This Woman's Anxiety Was Actually A Tumor Growing In Her Brain For A Decade
Emily, from Oundle, Northamptonshire, started suffering from headaches, dizziness, and fatigue in her twenties and assumed it was anxiety as told by her doctor and started on medicines too. Little did Emily know that all the on and off symptoms she was experiencing all these years was because of a brain tumor.
On her diagnosis, Emily said: "The type of tumor I had was a slow-growing one and doctors told me I'd probably had it for about 10 to 12 years. I was gobsmacked. The consultant said that, for all that time, I hadn't had anxiety - the tumor had been causing my symptoms. As terrifying as my diagnosis was, in a way, it almost felt like a relief. My symptoms hadn't been all in my head and there was something that could be done about them."
This woman who all through this time thought that her headaches were because of anxiety was shocked to discover that they were because of a golf ball-sized tumor in her brain.
Emily Bailey, 34, started experiencing dizziness and fatigue in her twenties and assumed it was anxiety - as did her doctor, who gave her medication.
PA Real Life
One day in November 2019 when out jogging with her local running group she suddenly lost her balance and went crashing into a garden wall.
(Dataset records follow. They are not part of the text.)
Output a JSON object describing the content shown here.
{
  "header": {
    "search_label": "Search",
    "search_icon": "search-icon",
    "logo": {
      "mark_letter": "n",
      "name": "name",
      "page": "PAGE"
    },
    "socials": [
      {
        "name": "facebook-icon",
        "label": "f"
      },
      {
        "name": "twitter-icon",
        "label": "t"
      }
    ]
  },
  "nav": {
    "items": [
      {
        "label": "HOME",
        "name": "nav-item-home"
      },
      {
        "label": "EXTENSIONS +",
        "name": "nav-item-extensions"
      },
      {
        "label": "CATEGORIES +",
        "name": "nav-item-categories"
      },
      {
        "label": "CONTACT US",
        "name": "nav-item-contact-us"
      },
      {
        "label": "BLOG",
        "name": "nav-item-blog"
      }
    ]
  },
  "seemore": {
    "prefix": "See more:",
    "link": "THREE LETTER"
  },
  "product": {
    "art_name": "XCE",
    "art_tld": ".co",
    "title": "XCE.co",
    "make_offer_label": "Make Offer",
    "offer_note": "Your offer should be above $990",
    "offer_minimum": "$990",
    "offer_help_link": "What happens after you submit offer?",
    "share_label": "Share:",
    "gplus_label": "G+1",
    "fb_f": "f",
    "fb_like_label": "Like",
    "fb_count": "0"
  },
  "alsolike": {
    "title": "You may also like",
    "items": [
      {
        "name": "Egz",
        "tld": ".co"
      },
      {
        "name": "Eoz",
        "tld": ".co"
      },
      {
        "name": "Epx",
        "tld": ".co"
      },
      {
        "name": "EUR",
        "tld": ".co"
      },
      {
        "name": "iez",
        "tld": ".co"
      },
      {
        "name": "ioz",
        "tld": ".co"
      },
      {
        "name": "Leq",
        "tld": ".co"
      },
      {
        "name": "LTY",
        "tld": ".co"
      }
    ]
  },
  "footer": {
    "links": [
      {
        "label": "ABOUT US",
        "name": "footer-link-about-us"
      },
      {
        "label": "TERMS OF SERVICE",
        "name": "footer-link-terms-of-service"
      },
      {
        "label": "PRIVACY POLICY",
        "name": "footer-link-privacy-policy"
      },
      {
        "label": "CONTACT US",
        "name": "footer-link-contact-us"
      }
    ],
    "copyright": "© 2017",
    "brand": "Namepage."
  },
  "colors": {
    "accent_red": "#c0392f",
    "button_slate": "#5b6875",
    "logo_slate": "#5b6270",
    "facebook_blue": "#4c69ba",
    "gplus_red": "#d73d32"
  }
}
It was this incident that led her doctors to probe more into her case and identified a 4cm tumor, pressing on the nerve connecting her inner ear to her brain.
Emily, from Oundle, Northamptonshire, said: "When I first lost my balance, I was out jogging and other members of my running group had to help me up and guide me to the finish line.
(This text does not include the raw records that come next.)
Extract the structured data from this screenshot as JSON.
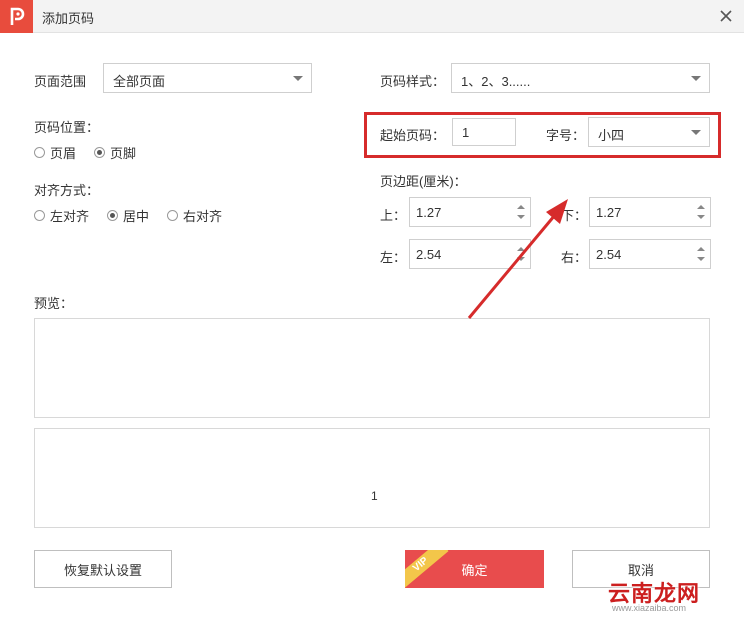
{
  "window": {
    "title": "添加页码"
  },
  "page_range": {
    "label": "页面范围",
    "value": "全部页面"
  },
  "number_style": {
    "label": "页码样式：",
    "value": "1、2、3......"
  },
  "position": {
    "label": "页码位置：",
    "options": [
      {
        "label": "页眉",
        "checked": false
      },
      {
        "label": "页脚",
        "checked": true
      }
    ]
  },
  "alignment": {
    "label": "对齐方式：",
    "options": [
      {
        "label": "左对齐",
        "checked": false
      },
      {
        "label": "居中",
        "checked": true
      },
      {
        "label": "右对齐",
        "checked": false
      }
    ]
  },
  "start_number": {
    "label": "起始页码：",
    "value": "1"
  },
  "font_size": {
    "label": "字号：",
    "value": "小四"
  },
  "margins": {
    "label": "页边距(厘米)：",
    "top": {
      "label": "上：",
      "value": "1.27"
    },
    "bottom": {
      "label": "下：",
      "value": "1.27"
    },
    "left": {
      "label": "左：",
      "value": "2.54"
    },
    "right": {
      "label": "右：",
      "value": "2.54"
    }
  },
  "preview": {
    "label": "预览：",
    "page_number": "1"
  },
  "buttons": {
    "reset": "恢复默认设置",
    "ok": "确定",
    "cancel": "取消",
    "vip_badge": "VIP"
  },
  "watermark": {
    "brand": "云南龙网",
    "url": "www.xiazaiba.com"
  },
  "colors": {
    "accent": "#e84c4d",
    "highlight": "#d62b2b",
    "arrow": "#d62b2b",
    "vip": "#f3c64a"
  }
}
"I was walking as if I was drunk - it was so bizarre."
PA Real Life
In the beginning, Emily was informed by her doctors that she had an ear problem that was causing balance problems. Eventually, her balance deteriorated to the point where she needed to be supported by someone when she went out, she had an MRI scan at a private hospital in March and discovered she had a brain tumor.
Emily said: "The type of tumor I had was a slow-growing one and doctors told me I'd probably had it for about 10 to 12 years.
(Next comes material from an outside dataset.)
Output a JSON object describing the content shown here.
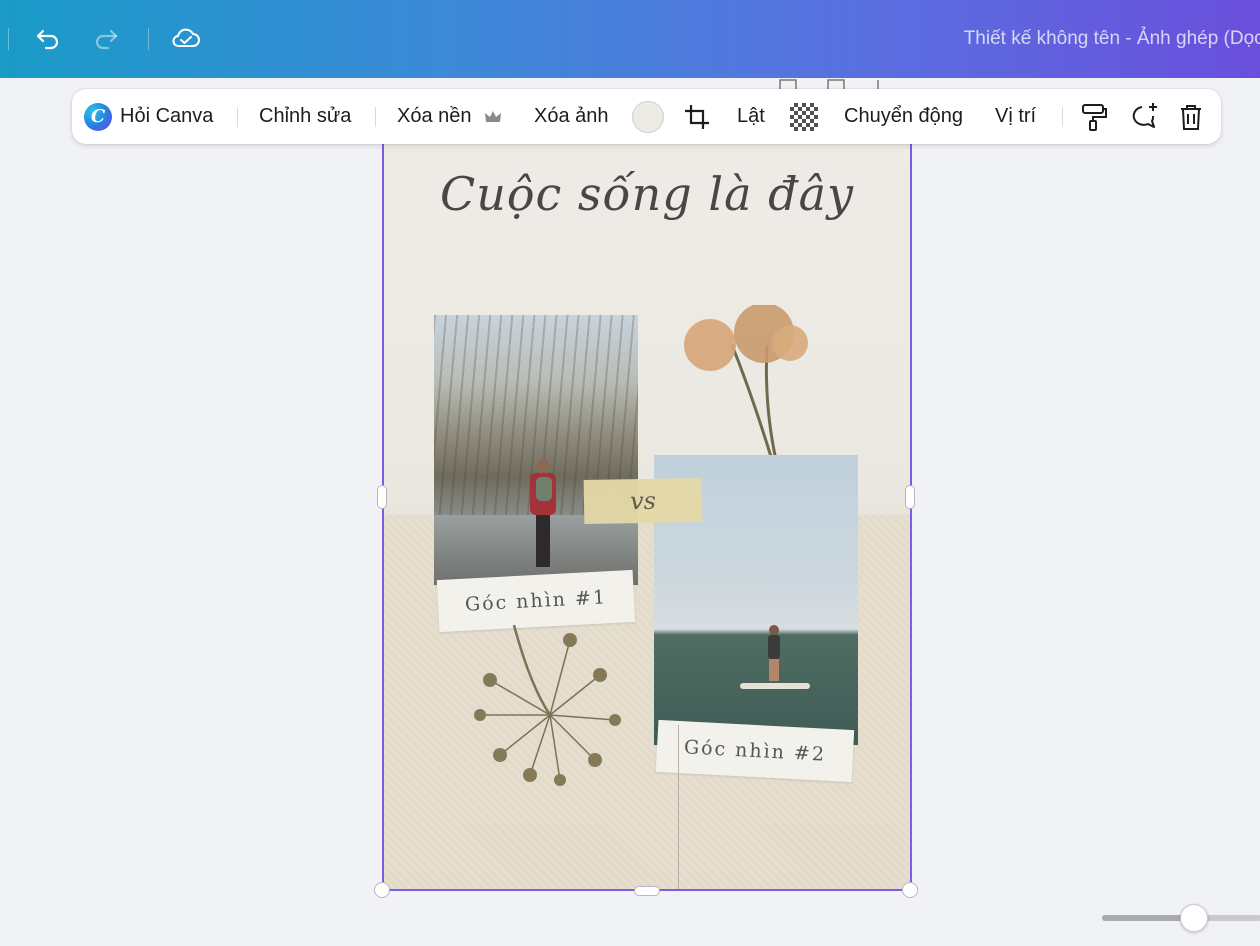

"I was gobsmacked. The consultant said that, for all that time, I hadn't had anxiety - the tumour had been causing my symptoms.
"As terrifying as my diagnosis was, in a way, it almost felt like a relief. My symptoms hadn't been all in my head and there was something that could be done about them."
PA Real Life
After Emily's balance further worsened hearing in her left ear faded, Emily visited her doctor in 2020 and was told she simply had blocked ears, but decided to take further action.
"I had a couple of other strange symptoms too, like tinnitus - when you hear a near-constant ringing - when I lay down," she said.
"I also began to lose my taste and the left side of my tongue almost felt tingly."
Not getting satisfied with her doctors, Emily decided to use her private health insurance to have an MRI scan at Peterborough's Fitzwilliam Hospital where, to her horror, she was told she had a tumor the size of a golf ball on the left side of her brain, pressing against the nerves controlling hearing and balance.
Two days later, she was officially diagnosed with an acoustic neuroma - a benign tumour that grows slowly over the course of many years - affecting around two in 100,000 people in the UK annually, according to the charity British Acoustic Neuroma Association (BANA).
PA Real Life
Symptoms may not be obvious in the beginning but can include hearing loss on one side, tinnitus, vertigo, persistent headaches, blurred or double vision, difficulty swallowing, facial numbness, and problems with limb co-ordination.
In March, Emily underwent an operation at Cambridge's Addenbrookes Hospital but had no loved on with her at the time of operation because of COVID-19 restrictions.
Doctors successfully removed the majority of the tumor, apart from a small portion that was too close to her facial nerve to access.
Now, Emily is feeling in good health, adding: "I have started running again. I'm even going to do Brighton Marathon next year to raise money for BANA,
"Doing all of this during a nationwide lockdown has been quite surreal.
"At first, as I was home isolating and recovering in silence, the hearing loss didn't bother me, but now I can go out a little more, I'm getting a feel for what it will actually be like, so I'm hoping to get a hearing aid."
One good thing that has come out of this has been that Emily is finally rid of the anxiety that bothered her for a decade and is gradually weaning herself off her anti-depressant medication.
After all this, now Emily is set to raise more awareness about acoustic neuromas and make sure people take notice of unusual changes in their bodies, Emily said: "When I look back, it feels very strange - almost as if the past few months didn't really happen.
"I am so grateful to all the medical staff that have helped me. They are truly amazing and I can't thank them enough.
"It's nobody's fault that my tumour wasn't found sooner. They are rare, so it's understandable that it's not the first conclusion you'd jump to.
"But I want my story to encourage other people to listen to their bodies, push for a referral when they know something isn't right and, most importantly, stay positive."
PA Real Life